Raymond Aron

Raymond Aron (1905–1983) was a renowned French philosopher, sociologist, political scientist, and journalist. He is best known for his contributions to political sociology and the philosophy of history. Aron was a prolific writer on a wide range of subjects, including the philosophy of history, the nature of industrial society, and international relations. His works often reflected a commitment to liberal democracy and a staunch opposition to totalitarianism. Some of his notable books include 'The Opium of the Intellectuals' (1955), 'Peace and War: A Theory of International Relations' (1962), and 'Main Currents in Sociological Thought' (1965). Aron's critical analysis of Marxist theory and his debates with Jean-Paul Sartre are particularly remembered in the intellectual history of the 20th century.
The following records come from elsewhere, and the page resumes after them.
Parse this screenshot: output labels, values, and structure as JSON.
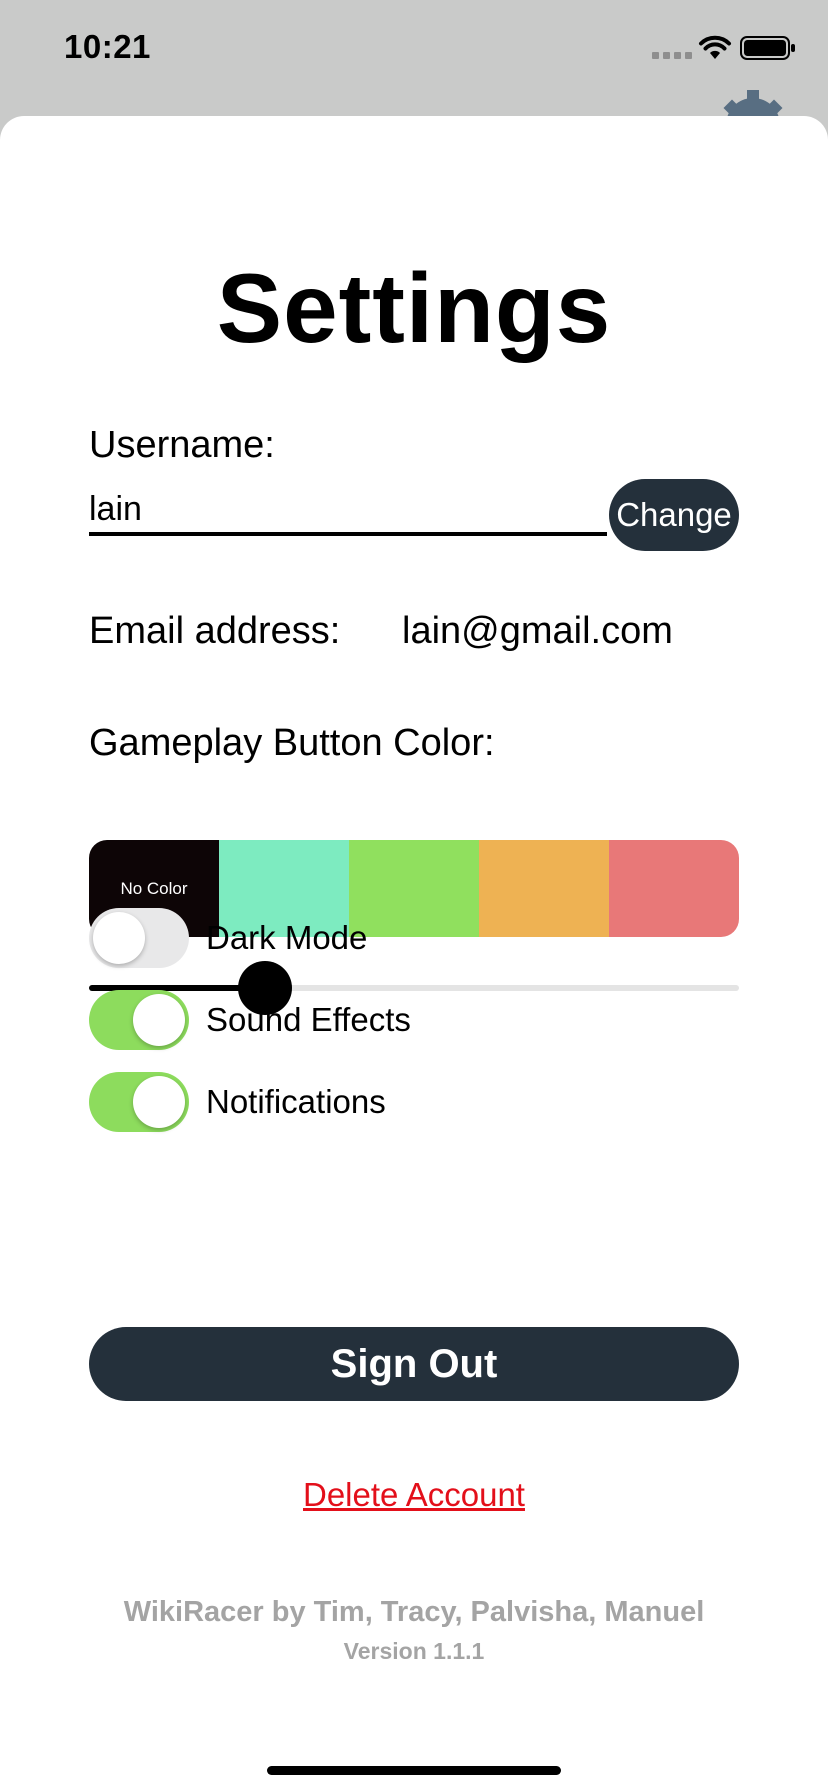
{
  "status_bar": {
    "time": "10:21"
  },
  "title": "Settings",
  "username": {
    "label": "Username:",
    "value": "lain",
    "change_label": "Change"
  },
  "email": {
    "label": "Email address:",
    "value": "lain@gmail.com"
  },
  "gameplay_color": {
    "label": "Gameplay Button Color:",
    "swatches": [
      {
        "label": "No Color",
        "color": "#0d0506"
      },
      {
        "label": "",
        "color": "#7debc0"
      },
      {
        "label": "",
        "color": "#90e05e"
      },
      {
        "label": "",
        "color": "#eeb253"
      },
      {
        "label": "",
        "color": "#e87878"
      }
    ],
    "slider_value": 0.27
  },
  "toggles": [
    {
      "label": "Dark Mode",
      "on": false
    },
    {
      "label": "Sound Effects",
      "on": true
    },
    {
      "label": "Notifications",
      "on": true
    }
  ],
  "sign_out_label": "Sign Out",
  "delete_account_label": "Delete Account",
  "credits": "WikiRacer by Tim, Tracy, Palvisha, Manuel",
  "version": "Version 1.1.1",
  "colors": {
    "dark_button": "#24303b",
    "toggle_on": "#8ddc5d",
    "danger": "#e30f1a"
  }
}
This list of books are ONLY the books that have been ranked on the lists that are aggregated on this site. This is not a comprehensive list of all books by this author.

  1. 1. The Opium Of The Intellectuals

    The book in question is a critical examination of the prevailing political ideologies and intellectual trends of the mid-20th century, particularly focusing on the seductive nature of Marxist thought among European intellectuals. The author argues that these intellectuals often embraced Marxism not for its empirical validity but as a secular religion, an "opium" that provided a comforting sense of certainty and moral superiority. The work challenges the dogmatic adherence to ideological orthodoxy and calls for a more skeptical, empirical approach to social and political analysis, advocating for the values of liberal democracy and the importance of individual freedom over utopian visions.

  2. 2. Memoirs

    The book in question is an intellectual autobiography by a prominent French philosopher and sociologist, chronicling his life from his early years through the tumultuous events of the 20th century. It delves into his experiences during World War II, his observations on the Cold War, and his relationships with other notable intellectuals of his time. The author reflects on his philosophical and political evolution, offering insights into his analytical approach to history, politics, and society. His memoirs serve as a window into the mind of a thinker deeply engaged with the ideological and historical challenges of his era, providing a personal perspective on the broader intellectual currents that shaped the modern world.